“Ohh no love,” she said. “Haven’t you heard the saying, never wake a sleeping baby?” Well, I had of course, but I’d never had a baby before. It was easy enough to tell that to others, right?
Reassured that he wouldn’t starve, I left him be and settled down for a much-needed rest. Shortly after, the midwives changed shift.
A younger girl entered my room and immediately went over to check my son. She asked when he’d last been fed, and I told her that it had been a while.
I remember the look of shock on her face, accompanied by the almost panicked tone. “Ohhh gosh, you must wake him to feed,” she said. “You must never let him pass the three-hour mark.”
That was it. I was convinced that I was the worst mum in the world. One day in and I’d starved him. He was going to be malnourished and in therapy as he grew.
That was just the start of my stress
Over the next five days, I was bombarded with visits from multiple midwives all firing their own advice. For every midwife that came in to tell me that I should use a dummy, another came in on the next shift and adamantly said, “NO”.
Some said I should enjoy the cuddles and not hand him around. Others said he’d get too attached. Some said swaddling was good; others dismissed that idea. And so, it went. On and on.
The final straw, however, came on day three. I’d been struggling with breastfeeding from moment one. Much like everything else, every midwife who helped had a differing technique. My nipples and boobs were manhandled, poked and squeezed to within an inch of their lives. Still, I had no joy.
My milk wasn’t flowing, but my stress hormones were. On seeing my distress, my obstetrician told me to ask for the lactation consultant to help. When the next midwife arrived, that’s exactly what I did.
‘Why are you struggling?’
The old battleaxe looked at me over the rim of her glasses with impatience. “Why are you struggling?” she questioned. “Have you not read the leaflet?” Yes, indeed she was referring to the breastfeeding leaflet. You know, the ‘one size fits all’ step by step guide? The one that to me was as useful at that moment as the instructions in an Ikea flatpack.

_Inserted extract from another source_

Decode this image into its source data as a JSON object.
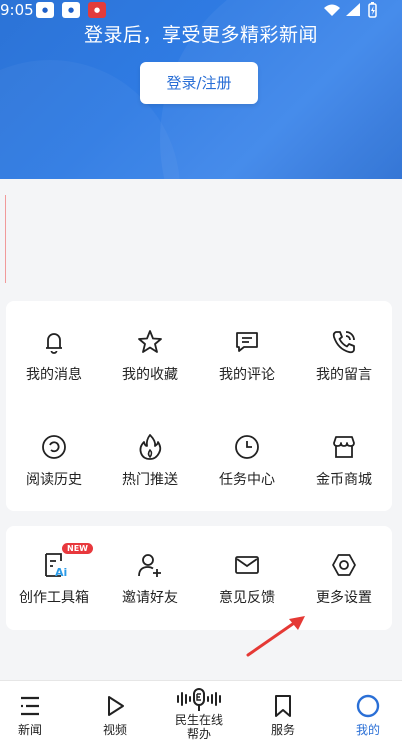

A day later I requested to leave, and my obstetrician said yes. Ironically, taking home a small human to keep alive had never given me so much relief.

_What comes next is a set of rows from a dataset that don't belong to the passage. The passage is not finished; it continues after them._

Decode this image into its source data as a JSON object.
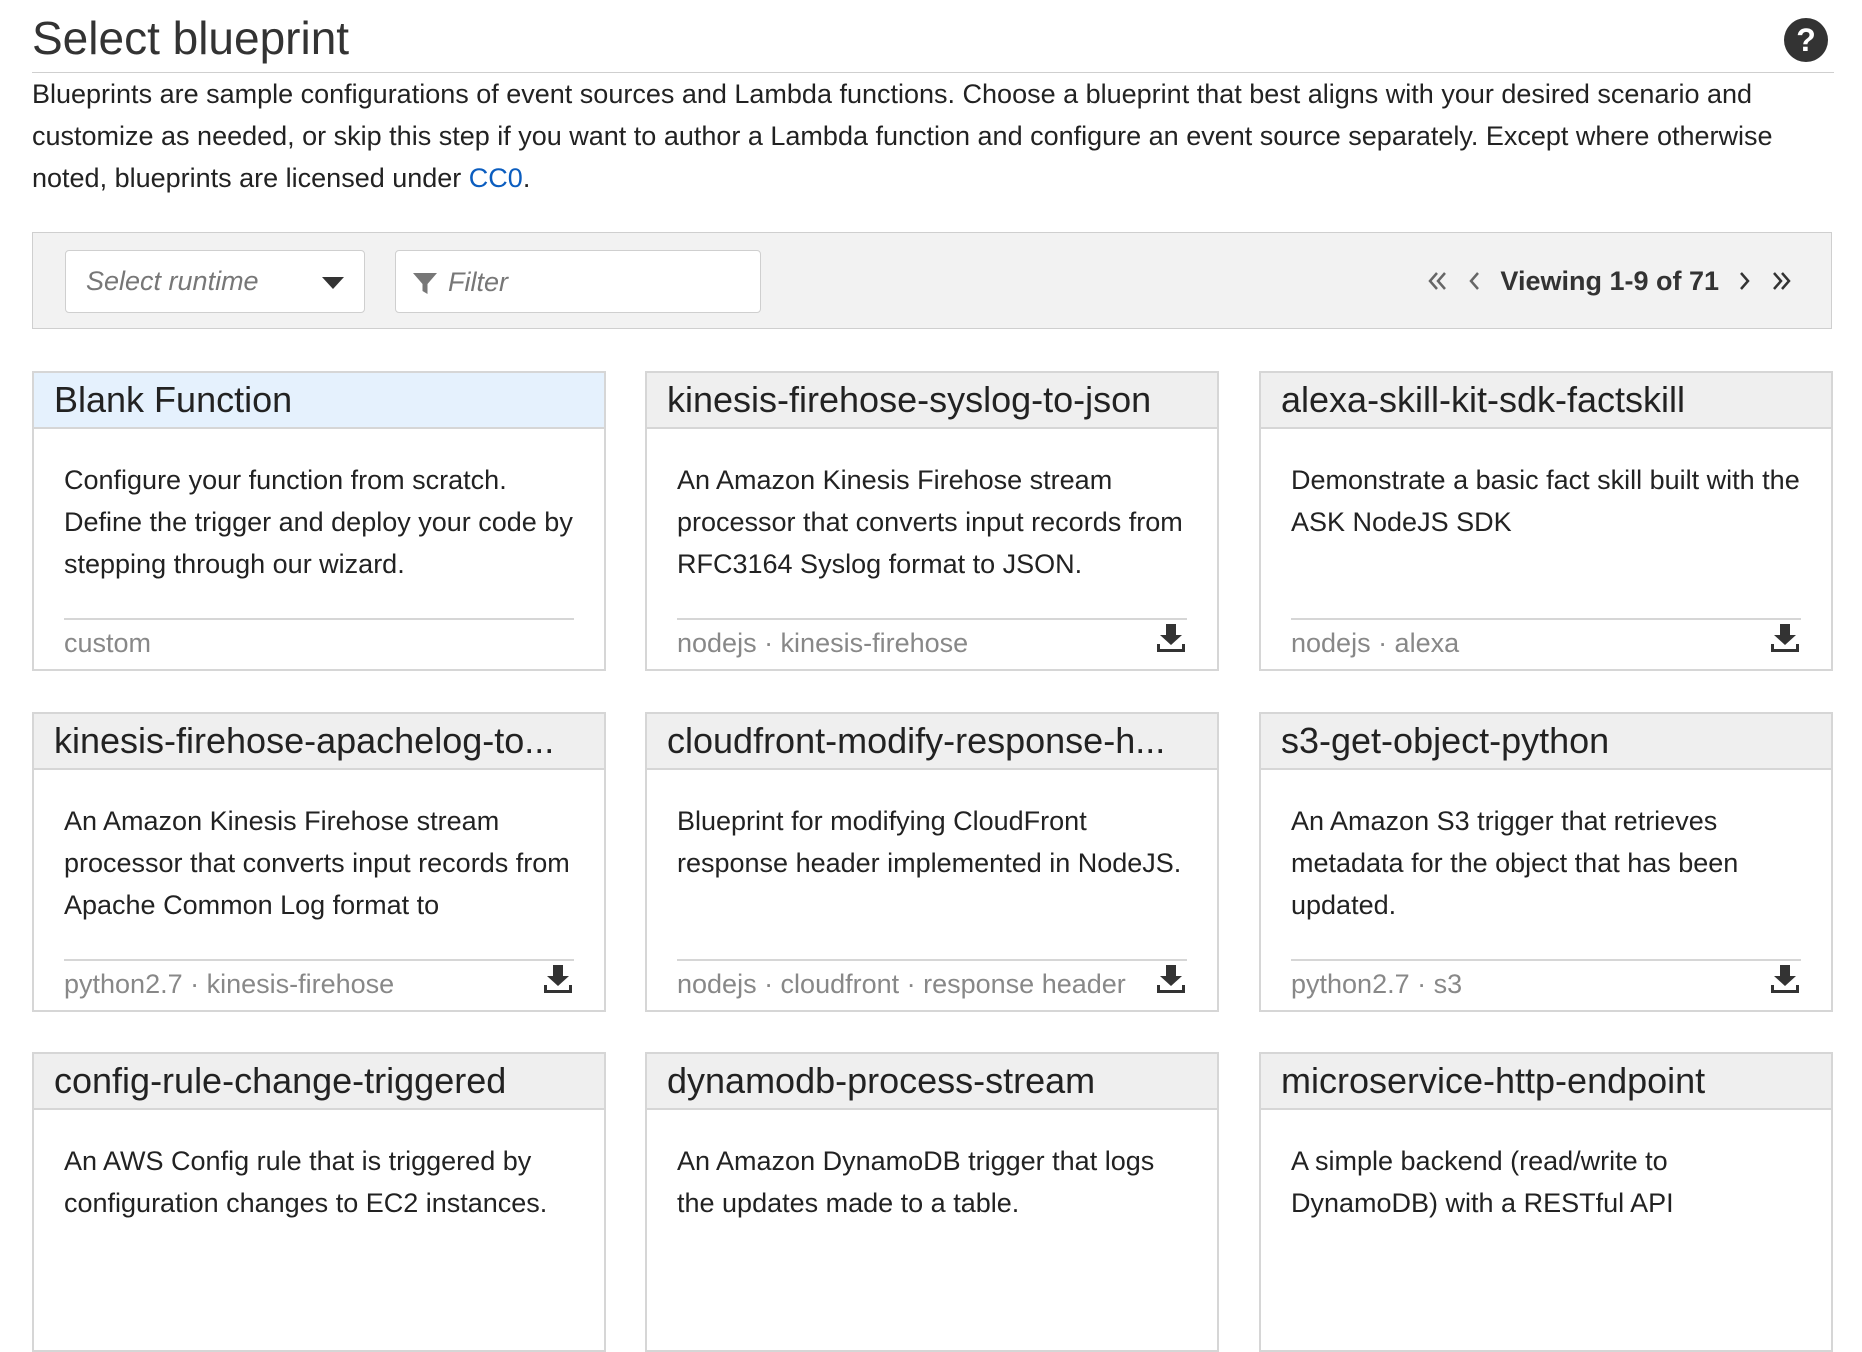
{
  "header": {
    "title": "Select blueprint",
    "help_icon": "question-circle-icon",
    "help_glyph": "?"
  },
  "description": {
    "text": "Blueprints are sample configurations of event sources and Lambda functions. Choose a blueprint that best aligns with your desired scenario and customize as needed, or skip this step if you want to author a Lambda function and configure an event source separately. Except where otherwise noted, blueprints are licensed under ",
    "link": "CC0",
    "suffix": "."
  },
  "toolbar": {
    "runtime_placeholder": "Select runtime",
    "filter_placeholder": "Filter",
    "viewing": "Viewing 1-9 of 71"
  },
  "cards": [
    {
      "title": "Blank Function",
      "desc": "Configure your function from scratch. Define the trigger and deploy your code by stepping through our wizard.",
      "tags": "custom",
      "download": false,
      "selected": true
    },
    {
      "title": "kinesis-firehose-syslog-to-json",
      "desc": "An Amazon Kinesis Firehose stream processor that converts input records from RFC3164 Syslog format to JSON.",
      "tags": "nodejs · kinesis-firehose",
      "download": true
    },
    {
      "title": "alexa-skill-kit-sdk-factskill",
      "desc": "Demonstrate a basic fact skill built with the ASK NodeJS SDK",
      "tags": "nodejs · alexa",
      "download": true
    },
    {
      "title": "kinesis-firehose-apachelog-to...",
      "desc": "An Amazon Kinesis Firehose stream processor that converts input records from Apache Common Log format to",
      "tags": "python2.7 · kinesis-firehose",
      "download": true
    },
    {
      "title": "cloudfront-modify-response-h...",
      "desc": "Blueprint for modifying CloudFront response header implemented in NodeJS.",
      "tags": "nodejs · cloudfront · response header",
      "download": true
    },
    {
      "title": "s3-get-object-python",
      "desc": "An Amazon S3 trigger that retrieves metadata for the object that has been updated.",
      "tags": "python2.7 · s3",
      "download": true
    },
    {
      "title": "config-rule-change-triggered",
      "desc": "An AWS Config rule that is triggered by configuration changes to EC2 instances.",
      "tags": "",
      "download": true
    },
    {
      "title": "dynamodb-process-stream",
      "desc": "An Amazon DynamoDB trigger that logs the updates made to a table.",
      "tags": "",
      "download": true
    },
    {
      "title": "microservice-http-endpoint",
      "desc": "A simple backend (read/write to DynamoDB) with a RESTful API",
      "tags": "",
      "download": true
    }
  ],
  "colors": {
    "link": "#0b5dbf",
    "selected_header": "#e5f1fd",
    "card_header": "#efefef"
  }
}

Speaking to friends, I know this experience is common. I appreciate that midwives of varying ages have different approaches. Many are mums, so are using their own experience as well as their training, while those freshly qualified are doing it all by the book.
But my personal advice, which comes from the heart, is that perhaps midwives need more training in empathy to individual parents’ wants and needs. We’re all different and finding our way. Of course, we need guidance and help, but we also need room to make mistakes without judgment and receive support without dictatorship.
Entering the world of parenting is hard enough. But if the start of the journey is positive and kind, it makes the outlook much brighter for us. Besides, after that, we’re on our own, and that’s a whole other learning.